For the students in the small village of Umarak, attending classes at the local school was a daily risk. The building was both unsuitable and outright dangerous. Mission East now made the school day safe with the opening of a brand new school.
The new school opened in December 2020, and the timing could not be better: January is the coldest month in Tajikistan with temperatures that can reach well below zero. The old school was uninsulated and therefore so cold that it was decidedly unsuitable for teaching.
“Before it was quite uncomfortable to teach in the old building due to winter harshness. But now, the newly constructed school is completely insulated,” says Shokirova Gulchehra, who teaches at Umarak School.
When the ground shakes
In addition to being poorly insulated, the old school building was also both dilapidated and not originally built to withstand earthquakes. With more than 200 earthquakes recorded in the past year, earthquakes are frequent occurrences in Tajikistan.
Solehzoda Sunhatullo, Head of Education Department in Darvoz district of Tajikistan, says: “The old school building was vulnerable to both weather and natural disasters such as earthquakes, heavy snowfall as well as fire. I was always worried about the safety of school children.”
However, local funds were not sufficient to repair the existing building, and local authorities requested Mission East for assistance.
A brand new school
Mission East chose to build a brand new building as it was estimated that the cost of repairing the existing building and making it earthquake-resistant would be higher.
After the land was made available by the authorities, work began in early 2020 and now, less than a year later, the school is open and the students at their desks.
The school is run by the local authorities like the other schools in the area and the school is constructed according to national standards taking all necessary measures into consideration.
“The new school building in Umarak village is disaster resilient and well-isolated. The learning environment has significantly improved,” says Solehzoda Sunhatullo.
As a teacher at the school, Shokirova Gulchehra is also very excited about her new workplace: “Teachers and students alike are happy to teach and learn in a comfortable environment without worrying about the weather harshness.”
Part of a larger programme

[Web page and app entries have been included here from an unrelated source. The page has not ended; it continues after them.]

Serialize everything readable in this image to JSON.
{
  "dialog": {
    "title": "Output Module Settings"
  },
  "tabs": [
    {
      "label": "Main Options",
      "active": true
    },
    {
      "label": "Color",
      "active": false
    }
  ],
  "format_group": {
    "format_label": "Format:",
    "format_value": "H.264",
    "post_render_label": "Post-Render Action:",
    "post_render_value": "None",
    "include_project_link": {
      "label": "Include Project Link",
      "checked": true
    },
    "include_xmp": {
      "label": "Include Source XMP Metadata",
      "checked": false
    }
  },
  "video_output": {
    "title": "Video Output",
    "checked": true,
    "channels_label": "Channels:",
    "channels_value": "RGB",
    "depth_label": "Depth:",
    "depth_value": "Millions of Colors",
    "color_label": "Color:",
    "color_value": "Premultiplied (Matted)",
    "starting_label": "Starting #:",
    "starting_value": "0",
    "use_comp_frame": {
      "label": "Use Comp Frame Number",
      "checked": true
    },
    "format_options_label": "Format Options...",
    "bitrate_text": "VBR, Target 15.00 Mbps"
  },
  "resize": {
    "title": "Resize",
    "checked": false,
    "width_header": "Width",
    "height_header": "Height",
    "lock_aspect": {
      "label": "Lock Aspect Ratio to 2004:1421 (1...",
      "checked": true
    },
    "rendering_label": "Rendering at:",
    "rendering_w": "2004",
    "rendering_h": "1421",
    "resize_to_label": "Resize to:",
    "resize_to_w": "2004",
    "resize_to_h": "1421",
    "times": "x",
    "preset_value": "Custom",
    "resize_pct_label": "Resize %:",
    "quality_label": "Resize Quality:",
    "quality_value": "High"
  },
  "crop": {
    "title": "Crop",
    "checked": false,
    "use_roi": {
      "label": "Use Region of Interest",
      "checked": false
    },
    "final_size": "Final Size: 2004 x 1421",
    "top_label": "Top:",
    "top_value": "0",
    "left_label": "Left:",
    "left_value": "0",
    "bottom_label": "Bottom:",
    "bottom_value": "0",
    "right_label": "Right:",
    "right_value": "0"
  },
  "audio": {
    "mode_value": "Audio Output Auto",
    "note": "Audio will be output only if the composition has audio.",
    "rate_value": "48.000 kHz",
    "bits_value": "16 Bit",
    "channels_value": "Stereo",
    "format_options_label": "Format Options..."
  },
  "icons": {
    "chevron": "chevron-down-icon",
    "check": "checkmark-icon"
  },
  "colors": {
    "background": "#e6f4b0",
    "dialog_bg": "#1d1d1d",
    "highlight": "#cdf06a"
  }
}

The school building is funded by the Grand Duchy of Luxembourg through the PATRIP Foundation. PATRIP works with trusted NGO partners to support border communities facing challenges of isolation, violence and poverty.